French wine is produced to quantities decreed by the Appellation Laws of 1855 which were instigated by Napoleon III. These laws even dictate the yield of each acre of planted vines and are subject to strict controls.

New World wines are restricted to existing production levels by the availability of land and quality vines. The fine wine market is overwhelmingly made up of red wines with only very few exceptions.

A maximum of 2% of all wines made globally are considered to be of sufficient quality to rise in value and very few wines ever break into this tier from a lower starting position. Under the French Appellation control system there are five First Growths or Premier Cru wines against which every other product has been judged. These are followed by Second, Third, Fourth and Fifth Growth wines produced to varying quantities.

Wine graded highly enough by the world’s most influential critics is deemed to be an IGW (investment grade wine), and its value should rise over the period of time it takes to reach its maturity window (when it will be perfect for consumption).

Drinkers, connoisseurs, and collectors, together known as the secondary market, will traditionally look to acquire their wines just prior to the wines’ maturity window.
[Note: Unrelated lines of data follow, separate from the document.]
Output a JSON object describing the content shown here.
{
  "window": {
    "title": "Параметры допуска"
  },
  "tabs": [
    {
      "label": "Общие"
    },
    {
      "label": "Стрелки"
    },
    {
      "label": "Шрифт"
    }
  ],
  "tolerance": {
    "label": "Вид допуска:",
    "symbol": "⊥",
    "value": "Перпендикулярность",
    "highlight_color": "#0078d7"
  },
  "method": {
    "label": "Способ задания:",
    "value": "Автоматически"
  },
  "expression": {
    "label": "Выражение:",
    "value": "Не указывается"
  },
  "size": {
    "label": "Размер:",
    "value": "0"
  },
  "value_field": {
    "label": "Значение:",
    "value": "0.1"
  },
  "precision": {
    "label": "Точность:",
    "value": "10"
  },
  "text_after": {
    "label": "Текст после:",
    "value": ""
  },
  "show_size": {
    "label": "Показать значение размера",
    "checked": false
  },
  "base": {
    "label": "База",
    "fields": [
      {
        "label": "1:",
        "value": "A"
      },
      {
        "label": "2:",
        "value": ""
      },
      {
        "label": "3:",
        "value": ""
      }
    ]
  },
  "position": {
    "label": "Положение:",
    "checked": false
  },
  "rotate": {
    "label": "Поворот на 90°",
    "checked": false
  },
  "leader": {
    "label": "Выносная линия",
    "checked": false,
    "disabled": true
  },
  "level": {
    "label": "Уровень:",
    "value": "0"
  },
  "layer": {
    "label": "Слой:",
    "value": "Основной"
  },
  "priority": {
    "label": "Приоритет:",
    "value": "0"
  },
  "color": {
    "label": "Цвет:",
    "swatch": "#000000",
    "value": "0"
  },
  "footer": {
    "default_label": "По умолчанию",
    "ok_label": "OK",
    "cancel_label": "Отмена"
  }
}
For example, almost all Australian fine wine is fit to drink soon after its release and will be reaching the start of its maturity window five to eight years from that point. Individuals will be looking to source them from the beginning to the mid-point of that maturity window, which could range from 20 to 50 years. French wines generally have a lengthier maturity period but will normally be considered the “Blue Chip” element of a portfolio and reward owners over an extended hold term.

Over past decades fine wine has been seen as a patient man’s market and although this approach is still very much advised, over recent years the price of fine wine has moved more forcefully and rapidly than many had expected. The market has proved itself to be stronger in recessionary times than many, if not all, alternative areas.

French wine has been leading the way with faster growth than in the past. Australian wine is showing to have far greater potential for higher rates of return as it compares favourable, in terms of quality, with French wine whilst starting from a lower individual bottle price.

The conservative view is that Australian wines could be selling for a release price far closer to the French products before too long. This will prove extremely beneficial for those who had the foresight to get involved at advantageous prices.